There is no specific reality-driven methodology. The Agile principles have a lot in common with these ideas (and certainly influenced them), but the devil is in the details. I prefer to think of software engineering in terms of a toolbox, full of techniques we pick and choose for the right situation. Process tools for optimizing experimentation include iterative development, executable architecture, continuous integration, and unit testing.
Based on this model, the two realities we care about are user experience (including the software’s utility) and technical quality. User experience is often neglected in agile and waterfall alike. The measurement tools come from the usability people and from plain old business sense. Techniques include usability testing, observing users, spending time with users (preferably in their habitat), talking to users, and hugging users. Technical quality revolves around the code base and third party tools. Here we’re looking for the ol’ bit of ultraviolence plus generality, clarity, simplicity, security, etc. Tools include code inspections, code reviews, and metric reports as part of the build. The elusive hiring of good programmers is crucial, but it’s not measurement, so it falls within the "software project" box.
When I think about pre-requisites (requirements and top-down design) I do so in the context of this reality-driven model. Pre-requisites can optimize experimentation by minimizing cost and risk. I have seen how well-written requirements can quickly take a team from zero to working software that’s close to users’ wishes. Likewise, good top-down design can help achieve technical quality faster. But I think of prerequisites as sketches, not blueprints. I prefer minimal specs that produce working software to be molded by the users. And rigid upfront design is a sure way to a crappy code base or engineering disasters. Alistair Cockburn put it best: "With design I can think very fast, but my thinking is full of little holes."
In the end, feedback from reality helps you avoid Ivory Tower Development and pass the Ultimate Unit Test. You make your users happy. A reality-driven process with management buy-in purges faulty o-rings and gets the right materials in a shuttle engine. It avoids abominable applications. It brings money and fame and huge obelisks in your honor. So now you know my idea of bottom-up:
- Have a bias for experiment over analysis, though both have their place.
- Optimize experiments: make them as early, fast, cheap, and broad as you can. Analysis can help here.
- Experiment vigorously.
- Be smart and proactive about measuring reality: user experience and technical quality.
- React to feedback. Let reality drive.
Of course, you can turn the empirical machine towards the process itself, and try to improve the way you build rather than what you build ("It’s fractal, dude!"). That’s the whole point of Built to Last.
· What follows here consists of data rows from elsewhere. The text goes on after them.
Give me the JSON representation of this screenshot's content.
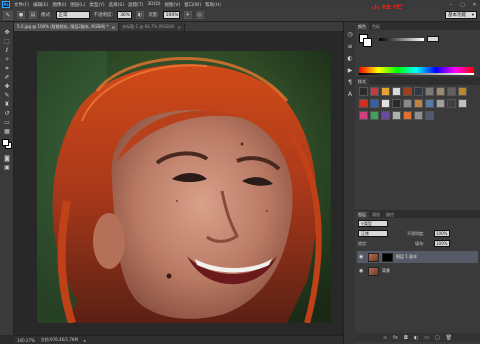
{
  "app": {
    "logo": "Ps"
  },
  "menubar": {
    "items": [
      "文件(F)",
      "编辑(E)",
      "图像(I)",
      "图层(L)",
      "类型(Y)",
      "选择(S)",
      "滤镜(T)",
      "3D(D)",
      "视图(V)",
      "窗口(W)",
      "帮助(H)"
    ],
    "window_controls": [
      "–",
      "▢",
      "✕"
    ]
  },
  "options": {
    "mode_label": "模式:",
    "mode_value": "正常",
    "opacity_label": "不透明度:",
    "opacity_value": "36%",
    "flow_label": "流量:",
    "flow_value": "100%",
    "workspace": "基本功能"
  },
  "watermark": {
    "prefix": "ug",
    "text": "小技巧"
  },
  "tabs": [
    {
      "label": "5-2.jpg @ 100% (智能锐化, 图层2副本, RGB/8) *",
      "active": true
    },
    {
      "label": "未标题-1 @ 66.7% (RGB/8)",
      "active": false
    }
  ],
  "status": {
    "zoom": "100.27%",
    "doc": "文档:976.4K/1.76M"
  },
  "panels": {
    "color_tabs": [
      "颜色",
      "色板"
    ],
    "swatch_tabs": [
      "色板"
    ],
    "style_tabs": [
      "样式"
    ],
    "layers_tabs": [
      "图层",
      "通道",
      "路径"
    ],
    "layers_filter_label": "类型",
    "blend_mode": "正常",
    "opacity_label": "不透明度:",
    "opacity_value": "100%",
    "lock_label": "锁定:",
    "fill_label": "填充:",
    "fill_value": "100%",
    "layers": [
      {
        "name": "图层 1 副本",
        "selected": true,
        "black_mask": true
      },
      {
        "name": "背景",
        "selected": false,
        "black_mask": false
      }
    ]
  },
  "colors": {
    "accent": "#31a8ff",
    "watermark": "#e0201a",
    "selected_layer": "#555a66"
  }
}
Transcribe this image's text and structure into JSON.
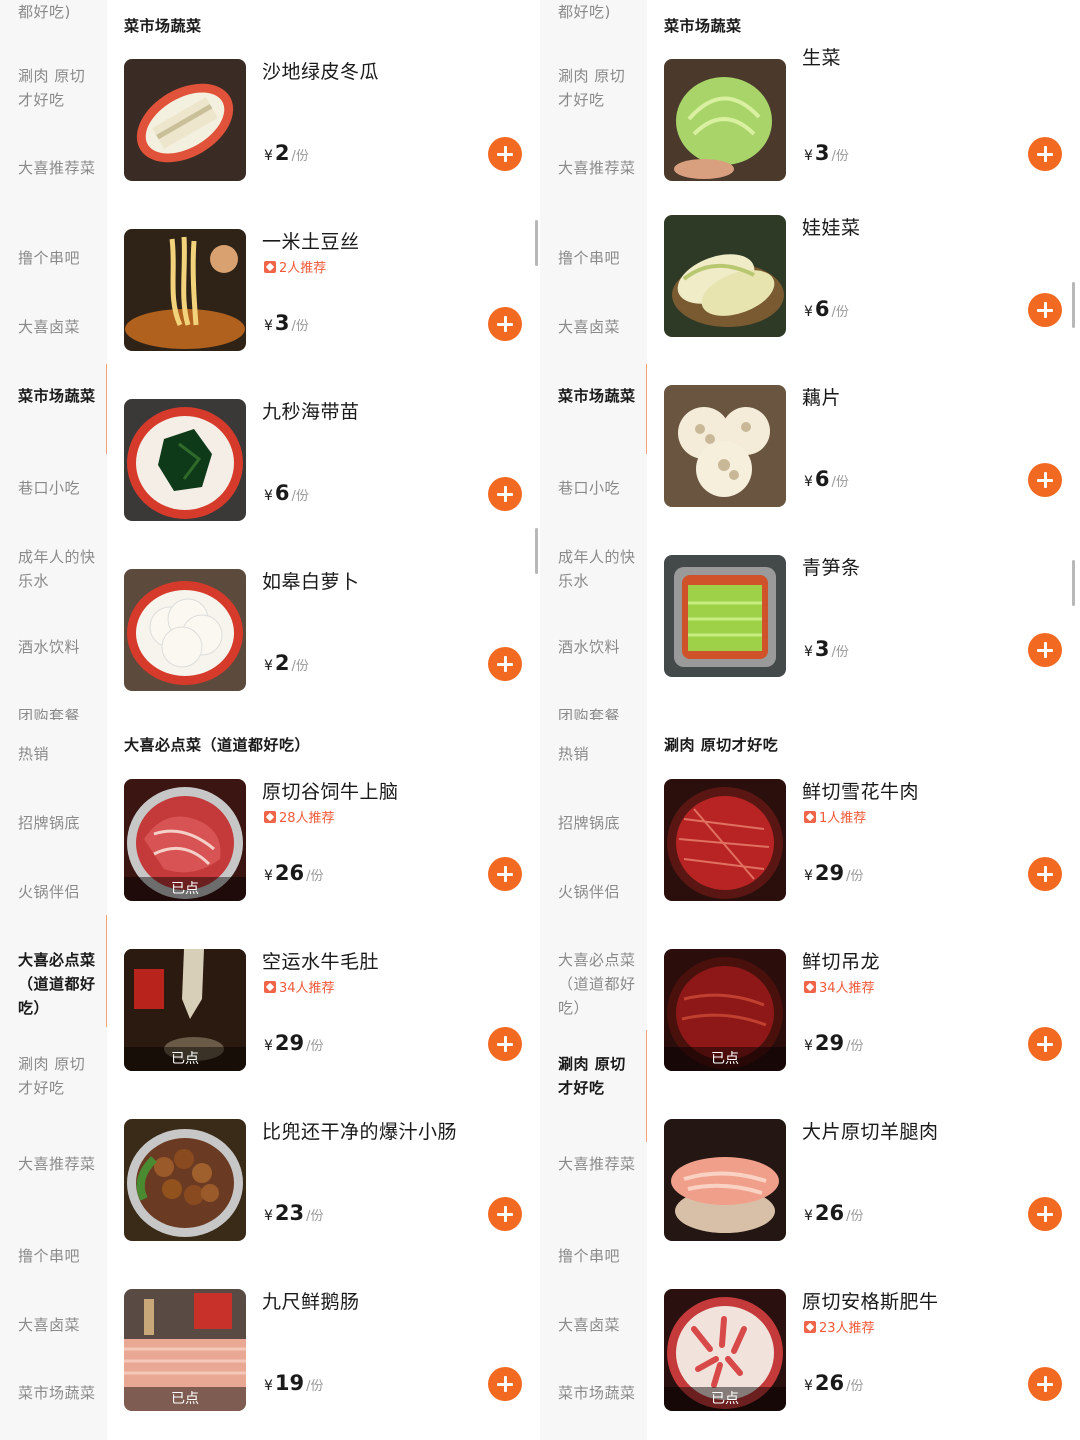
{
  "panels": [
    {
      "sidebar": [
        "都好吃)",
        "涮肉 原切才好吃",
        "大喜推荐菜",
        "撸个串吧",
        "大喜卤菜",
        "菜市场蔬菜",
        "巷口小吃",
        "成年人的快乐水",
        "酒水饮料",
        "团购套餐"
      ],
      "active_index": 5,
      "category": "菜市场蔬菜",
      "dishes": [
        {
          "name": "沙地绿皮冬瓜",
          "rec": "",
          "yen": "¥",
          "price": "2",
          "unit": "/份",
          "ordered": "",
          "img": "wintermelon-image"
        },
        {
          "name": "一米土豆丝",
          "rec": "2人推荐",
          "yen": "¥",
          "price": "3",
          "unit": "/份",
          "ordered": "",
          "img": "potato-image"
        },
        {
          "name": "九秒海带苗",
          "rec": "",
          "yen": "¥",
          "price": "6",
          "unit": "/份",
          "ordered": "",
          "img": "kelp-image"
        },
        {
          "name": "如皋白萝卜",
          "rec": "",
          "yen": "¥",
          "price": "2",
          "unit": "/份",
          "ordered": "",
          "img": "radish-image"
        }
      ]
    },
    {
      "sidebar": [
        "都好吃)",
        "涮肉 原切才好吃",
        "大喜推荐菜",
        "撸个串吧",
        "大喜卤菜",
        "菜市场蔬菜",
        "巷口小吃",
        "成年人的快乐水",
        "酒水饮料",
        "团购套餐"
      ],
      "active_index": 5,
      "category": "菜市场蔬菜",
      "dishes": [
        {
          "name": "生菜",
          "rec": "",
          "yen": "¥",
          "price": "3",
          "unit": "/份",
          "ordered": "",
          "img": "lettuce-image"
        },
        {
          "name": "娃娃菜",
          "rec": "",
          "yen": "¥",
          "price": "6",
          "unit": "/份",
          "ordered": "",
          "img": "baby-cabbage-image"
        },
        {
          "name": "藕片",
          "rec": "",
          "yen": "¥",
          "price": "6",
          "unit": "/份",
          "ordered": "",
          "img": "lotus-root-image"
        },
        {
          "name": "青笋条",
          "rec": "",
          "yen": "¥",
          "price": "3",
          "unit": "/份",
          "ordered": "",
          "img": "lettuce-stem-image"
        }
      ]
    },
    {
      "sidebar": [
        "热销",
        "招牌锅底",
        "火锅伴侣",
        "大喜必点菜（道道都好吃）",
        "涮肉 原切才好吃",
        "大喜推荐菜",
        "撸个串吧",
        "大喜卤菜",
        "菜市场蔬菜"
      ],
      "active_index": 3,
      "category": "大喜必点菜（道道都好吃）",
      "dishes": [
        {
          "name": "原切谷饲牛上脑",
          "rec": "28人推荐",
          "yen": "¥",
          "price": "26",
          "unit": "/份",
          "ordered": "已点",
          "img": "beef-chuck-image"
        },
        {
          "name": "空运水牛毛肚",
          "rec": "34人推荐",
          "yen": "¥",
          "price": "29",
          "unit": "/份",
          "ordered": "已点",
          "img": "tripe-image"
        },
        {
          "name": "比兜还干净的爆汁小肠",
          "rec": "",
          "yen": "¥",
          "price": "23",
          "unit": "/份",
          "ordered": "",
          "img": "intestine-image"
        },
        {
          "name": "九尺鲜鹅肠",
          "rec": "",
          "yen": "¥",
          "price": "19",
          "unit": "/份",
          "ordered": "已点",
          "img": "goose-intestine-image"
        }
      ]
    },
    {
      "sidebar": [
        "热销",
        "招牌锅底",
        "火锅伴侣",
        "大喜必点菜（道道都好吃）",
        "涮肉 原切才好吃",
        "大喜推荐菜",
        "撸个串吧",
        "大喜卤菜",
        "菜市场蔬菜"
      ],
      "active_index": 4,
      "category": "涮肉 原切才好吃",
      "dishes": [
        {
          "name": "鲜切雪花牛肉",
          "rec": "1人推荐",
          "yen": "¥",
          "price": "29",
          "unit": "/份",
          "ordered": "",
          "img": "marbled-beef-image"
        },
        {
          "name": "鲜切吊龙",
          "rec": "34人推荐",
          "yen": "¥",
          "price": "29",
          "unit": "/份",
          "ordered": "已点",
          "img": "sirloin-image"
        },
        {
          "name": "大片原切羊腿肉",
          "rec": "",
          "yen": "¥",
          "price": "26",
          "unit": "/份",
          "ordered": "",
          "img": "lamb-leg-image"
        },
        {
          "name": "原切安格斯肥牛",
          "rec": "23人推荐",
          "yen": "¥",
          "price": "26",
          "unit": "/份",
          "ordered": "已点",
          "img": "angus-beef-image"
        }
      ]
    }
  ]
}
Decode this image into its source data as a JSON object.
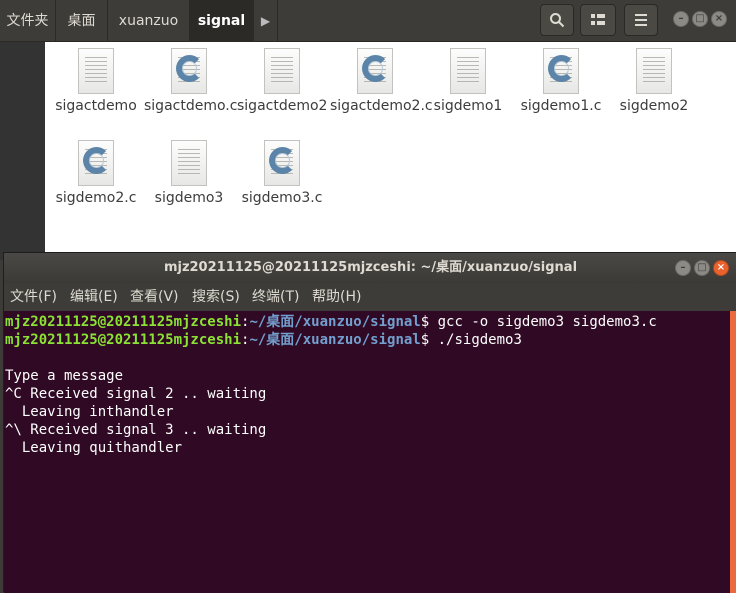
{
  "file_manager": {
    "breadcrumbs": [
      "文件夹",
      "桌面",
      "xuanzuo",
      "signal"
    ],
    "next_arrow": "▶",
    "icons": {
      "search": "search-icon",
      "view": "list-view-icon",
      "menu": "hamburger-menu-icon"
    },
    "files": [
      {
        "name": "sigactdemo",
        "type": "text"
      },
      {
        "name": "sigactdemo.c",
        "type": "c"
      },
      {
        "name": "sigactdemo2",
        "type": "text"
      },
      {
        "name": "sigactdemo2.c",
        "type": "c"
      },
      {
        "name": "sigdemo1",
        "type": "text"
      },
      {
        "name": "sigdemo1.c",
        "type": "c"
      },
      {
        "name": "sigdemo2",
        "type": "text"
      },
      {
        "name": "sigdemo2.c",
        "type": "c"
      },
      {
        "name": "sigdemo3",
        "type": "text"
      },
      {
        "name": "sigdemo3.c",
        "type": "c"
      }
    ]
  },
  "terminal": {
    "title": "mjz20211125@20211125mjzceshi: ~/桌面/xuanzuo/signal",
    "menu": [
      "文件(F)",
      "编辑(E)",
      "查看(V)",
      "搜索(S)",
      "终端(T)",
      "帮助(H)"
    ],
    "prompt_user": "mjz20211125@20211125mjzceshi",
    "prompt_path": "~/桌面/xuanzuo/signal",
    "commands": [
      "gcc -o sigdemo3 sigdemo3.c",
      "./sigdemo3"
    ],
    "output": [
      "",
      "Type a message",
      "^C Received signal 2 .. waiting",
      "  Leaving inthandler",
      "^\\ Received signal 3 .. waiting",
      "  Leaving quithandler"
    ]
  },
  "colors": {
    "terminal_bg": "#300a24",
    "prompt_user": "#8ae234",
    "prompt_path": "#729fcf",
    "accent_close": "#e9622e"
  }
}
Also, I’ve found that Built to Last and In Search Of Excellence work well for explaining evolutionary/agile ideas to senior management.
I hope I didn’t kill the aforementioned newfound readership by boredom. Thanks for reading and see you next time. The new server arrives on Friday.